-- Exercise --
When you retype the data, keep every word exactly and include none of the pictures.

[Items from an interface collection]
......
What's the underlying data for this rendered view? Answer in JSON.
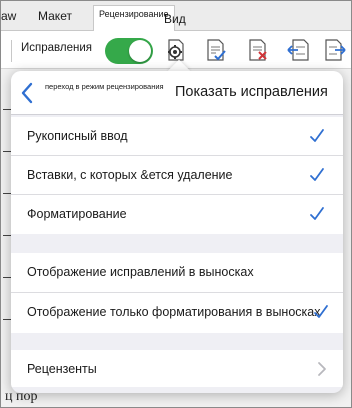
{
  "ribbon": {
    "tabs": [
      {
        "label": "aw"
      },
      {
        "label": "Макет"
      },
      {
        "label": "Рецензирование",
        "active": true
      },
      {
        "label": "Вид"
      }
    ]
  },
  "toolbar": {
    "track_changes_label": "Исправления",
    "track_changes_on": true,
    "icons": [
      "display-settings-icon",
      "accept-change-icon",
      "reject-change-icon",
      "previous-change-icon",
      "next-change-icon"
    ]
  },
  "popover": {
    "back_caption": "переход в режим рецензирования",
    "title": "Показать исправления",
    "section1": [
      {
        "label": "Рукописный ввод",
        "checked": true
      },
      {
        "label": "Вставки, с которых &ется удаление",
        "checked": true
      },
      {
        "label": "Форматирование",
        "checked": true
      }
    ],
    "section2": [
      {
        "label": "Отображение исправлений в выносках",
        "checked": false
      },
      {
        "label": "Отображение только форматирования в выносках",
        "checked": true
      }
    ],
    "section3": [
      {
        "label": "Рецензенты"
      }
    ]
  },
  "document": {
    "visible_fragment": "ц пор"
  },
  "colors": {
    "accent": "#2f6fd1",
    "toggle_on": "#35a94a",
    "icon_red": "#d13438"
  }
}
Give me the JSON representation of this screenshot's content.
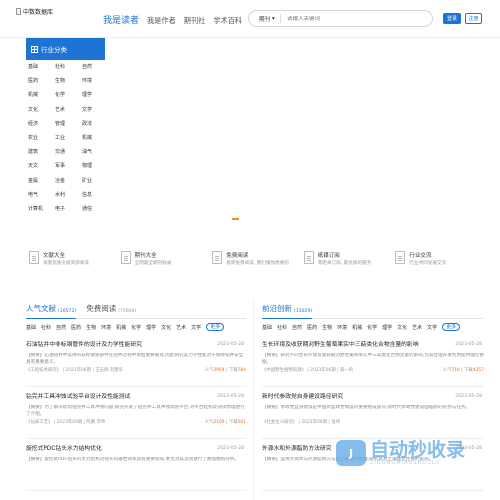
{
  "header": {
    "logo_text": "中数数据库",
    "nav": [
      "我是读者",
      "我是作者",
      "期刊社",
      "学术百科"
    ],
    "search_type": "期刊",
    "search_placeholder": "请输入关键词",
    "login": "登录",
    "register": "注册"
  },
  "categories": {
    "title": "行业分类",
    "items": [
      "基础",
      "社科",
      "自然",
      "医药",
      "生物",
      "环境",
      "机械",
      "化学",
      "理学",
      "文化",
      "艺术",
      "文学",
      "经济",
      "管理",
      "政法",
      "农业",
      "工业",
      "机械",
      "建筑",
      "交通",
      "油气",
      "天文",
      "军事",
      "物理",
      "金属",
      "冶金",
      "矿业",
      "电气",
      "水利",
      "信息",
      "计算机",
      "电子",
      "通信"
    ]
  },
  "features": [
    {
      "title": "文献大全",
      "desc": "海量优质文献资源阅读"
    },
    {
      "title": "期刊大全",
      "desc": "全网最全期刊收录"
    },
    {
      "title": "免费阅读",
      "desc": "极简免费阅读, 我们懂你想要的"
    },
    {
      "title": "纸媒订阅",
      "desc": "零距离订阅, 最优质的服务"
    },
    {
      "title": "行业交流",
      "desc": "行业共同发展交流"
    }
  ],
  "left_panel": {
    "tab_active": "人气文献",
    "tab_active_count": "(16572)",
    "tab_other": "免费阅读",
    "tab_other_count": "(75940)",
    "cats": [
      "基础",
      "社科",
      "自然",
      "医药",
      "生物",
      "环境",
      "机械",
      "化学",
      "理学",
      "文化",
      "艺术",
      "文学"
    ],
    "more": "更多",
    "articles": [
      {
        "title": "石油钻井中非标钢管件的设计及力学性能研究",
        "date": "2023-05-28",
        "abstract": "【摘要】石油钻井中常用的非标钢管部件在钻井过程中承担重要载荷,因此研究其力学性能对于保障钻井安全具有重要意义。",
        "source": "《工程技术研究》 | 2023年06期 | 王志刚 刘建华",
        "views": "3954",
        "downloads": "784"
      },
      {
        "title": "钻完井工具冲蚀试验平台设计及性能测试",
        "date": "2023-05-28",
        "abstract": "【摘要】为了解决现场钻完井工具冲蚀问题,研究开发了钻完井工具冲蚀试验平台,对平台结构及测试原理进行了介绍。",
        "source": "《钻采工艺》 | 2023年06期 | 陈鹏 李伟",
        "views": "2109",
        "downloads": "581"
      },
      {
        "title": "旋挖式PDC钻头水力结构优化",
        "date": "2023-05-28",
        "abstract": "【摘要】旋挖式PDC钻头的水力结构对钻头的破岩效率具有重要影响,本文对其流场进行了数值模拟分析。",
        "source": "",
        "views": "",
        "downloads": ""
      }
    ]
  },
  "right_panel": {
    "tab_active": "前沿创新",
    "tab_active_count": "(15029)",
    "cats": [
      "基础",
      "社科",
      "自然",
      "医药",
      "生物",
      "环境",
      "机械",
      "化学",
      "理学",
      "文化",
      "艺术",
      "文学"
    ],
    "more": "更多",
    "articles": [
      {
        "title": "生长环境及收获期对野生葡萄果实中三萜类化合物含量的影响",
        "date": "2023-05-28",
        "abstract": "【摘要】研究不同生长环境及收获期对野生葡萄果实中三萜类化合物含量的影响,为其合理开发利用提供理论依据。",
        "source": "《中国野生植物资源》 | 2023年06期 | 黄一鸣",
        "views": "716",
        "downloads": "4357"
      },
      {
        "title": "新时代参政党自身建设路径研究",
        "date": "2023-05-28",
        "abstract": "【摘要】参政党自身建设是中国新型政党制度的重要组成部分,新时代参政党建设面临新的形势与任务。",
        "source": "《社会主义研究》 | 2023年06期 | 张伟",
        "views": "",
        "downloads": ""
      },
      {
        "title": "外源水和外源脂防方法研究",
        "date": "2023-05-28",
        "abstract": "【摘要】运用外源水与外源脂防方法对土壤进行处理,研究其对土壤理化性质的影响。",
        "source": "",
        "views": "",
        "downloads": ""
      }
    ]
  },
  "labels": {
    "views": "人气",
    "downloads": "下载"
  },
  "watermark": {
    "badge": "J",
    "text": "自动秒收录",
    "sub": "ZIDONGMIAOSHOULU"
  },
  "colors": {
    "accent": "#1e74d4",
    "hot": "#f06a24"
  }
}
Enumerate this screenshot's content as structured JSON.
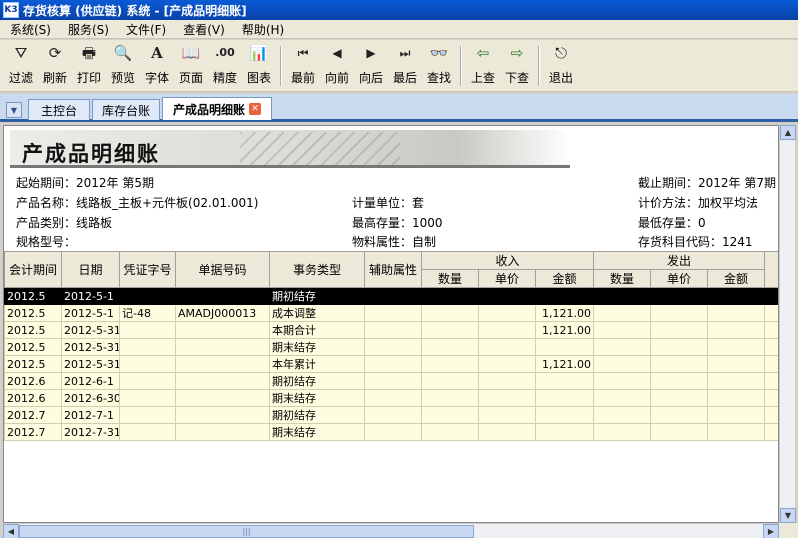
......
-- Task result --
What's the underlying data for this rendered view? Answer in JSON.
{
  "ribbon": {
    "tabs": [
      {
        "label": "aw"
      },
      {
        "label": "Макет"
      },
      {
        "label": "Рецензирование",
        "active": true
      },
      {
        "label": "Вид"
      }
    ]
  },
  "toolbar": {
    "track_changes_label": "Исправления",
    "track_changes_on": true,
    "icons": [
      "display-settings-icon",
      "accept-change-icon",
      "reject-change-icon",
      "previous-change-icon",
      "next-change-icon"
    ]
  },
  "popover": {
    "back_caption": "переход в режим рецензирования",
    "title": "Показать исправления",
    "section1": [
      {
        "label": "Рукописный ввод",
        "checked": true
      },
      {
        "label": "Вставки, с которых &ется удаление",
        "checked": true
      },
      {
        "label": "Форматирование",
        "checked": true
      }
    ],
    "section2": [
      {
        "label": "Отображение исправлений в выносках",
        "checked": false
      },
      {
        "label": "Отображение только форматирования в выносках",
        "checked": true
      }
    ],
    "section3": [
      {
        "label": "Рецензенты"
      }
    ]
  },
  "document": {
    "visible_fragment": "ц пор"
  },
  "colors": {
    "accent": "#2f6fd1",
    "toggle_on": "#35a94a",
    "icon_red": "#d13438"
  }
}
Give me the JSON representation of this screenshot's content.
{
  "header": {
    "logo_text": "中数数据库",
    "nav": [
      "我是读者",
      "我是作者",
      "期刊社",
      "学术百科"
    ],
    "search_type": "期刊",
    "search_placeholder": "请输入关键词",
    "login": "登录",
    "register": "注册"
  },
  "categories": {
    "title": "行业分类",
    "items": [
      "基础",
      "社科",
      "自然",
      "医药",
      "生物",
      "环境",
      "机械",
      "化学",
      "理学",
      "文化",
      "艺术",
      "文学",
      "经济",
      "管理",
      "政法",
      "农业",
      "工业",
      "机械",
      "建筑",
      "交通",
      "油气",
      "天文",
      "军事",
      "物理",
      "金属",
      "冶金",
      "矿业",
      "电气",
      "水利",
      "信息",
      "计算机",
      "电子",
      "通信"
    ]
  },
  "features": [
    {
      "title": "文献大全",
      "desc": "海量优质文献资源阅读"
    },
    {
      "title": "期刊大全",
      "desc": "全网最全期刊收录"
    },
    {
      "title": "免费阅读",
      "desc": "极简免费阅读, 我们懂你想要的"
    },
    {
      "title": "纸媒订阅",
      "desc": "零距离订阅, 最优质的服务"
    },
    {
      "title": "行业交流",
      "desc": "行业共同发展交流"
    }
  ],
  "left_panel": {
    "tab_active": "人气文献",
    "tab_active_count": "(16572)",
    "tab_other": "免费阅读",
    "tab_other_count": "(75940)",
    "cats": [
      "基础",
      "社科",
      "自然",
      "医药",
      "生物",
      "环境",
      "机械",
      "化学",
      "理学",
      "文化",
      "艺术",
      "文学"
    ],
    "more": "更多",
    "articles": [
      {
        "title": "石油钻井中非标钢管件的设计及力学性能研究",
        "date": "2023-05-28",
        "abstract": "【摘要】石油钻井中常用的非标钢管部件在钻井过程中承担重要载荷,因此研究其力学性能对于保障钻井安全具有重要意义。",
        "source": "《工程技术研究》 | 2023年06期 | 王志刚 刘建华",
        "views": "3954",
        "downloads": "784"
      },
      {
        "title": "钻完井工具冲蚀试验平台设计及性能测试",
        "date": "2023-05-28",
        "abstract": "【摘要】为了解决现场钻完井工具冲蚀问题,研究开发了钻完井工具冲蚀试验平台,对平台结构及测试原理进行了介绍。",
        "source": "《钻采工艺》 | 2023年06期 | 陈鹏 李伟",
        "views": "2109",
        "downloads": "581"
      },
      {
        "title": "旋挖式PDC钻头水力结构优化",
        "date": "2023-05-28",
        "abstract": "【摘要】旋挖式PDC钻头的水力结构对钻头的破岩效率具有重要影响,本文对其流场进行了数值模拟分析。",
        "source": "",
        "views": "",
        "downloads": ""
      }
    ]
  },
  "right_panel": {
    "tab_active": "前沿创新",
    "tab_active_count": "(15029)",
    "cats": [
      "基础",
      "社科",
      "自然",
      "医药",
      "生物",
      "环境",
      "机械",
      "化学",
      "理学",
      "文化",
      "艺术",
      "文学"
    ],
    "more": "更多",
    "articles": [
      {
        "title": "生长环境及收获期对野生葡萄果实中三萜类化合物含量的影响",
        "date": "2023-05-28",
        "abstract": "【摘要】研究不同生长环境及收获期对野生葡萄果实中三萜类化合物含量的影响,为其合理开发利用提供理论依据。",
        "source": "《中国野生植物资源》 | 2023年06期 | 黄一鸣",
        "views": "716",
        "downloads": "4357"
      },
      {
        "title": "新时代参政党自身建设路径研究",
        "date": "2023-05-28",
        "abstract": "【摘要】参政党自身建设是中国新型政党制度的重要组成部分,新时代参政党建设面临新的形势与任务。",
        "source": "《社会主义研究》 | 2023年06期 | 张伟",
        "views": "",
        "downloads": ""
      },
      {
        "title": "外源水和外源脂防方法研究",
        "date": "2023-05-28",
        "abstract": "【摘要】运用外源水与外源脂防方法对土壤进行处理,研究其对土壤理化性质的影响。",
        "source": "",
        "views": "",
        "downloads": ""
      }
    ]
  },
  "labels": {
    "views": "人气",
    "downloads": "下载"
  },
  "watermark": {
    "badge": "J",
    "text": "自动秒收录",
    "sub": "ZIDONGMIAOSHOULU"
  },
  "colors": {
    "accent": "#1e74d4",
    "hot": "#f06a24"
  }
}
Enumerate this screenshot's content as structured JSON.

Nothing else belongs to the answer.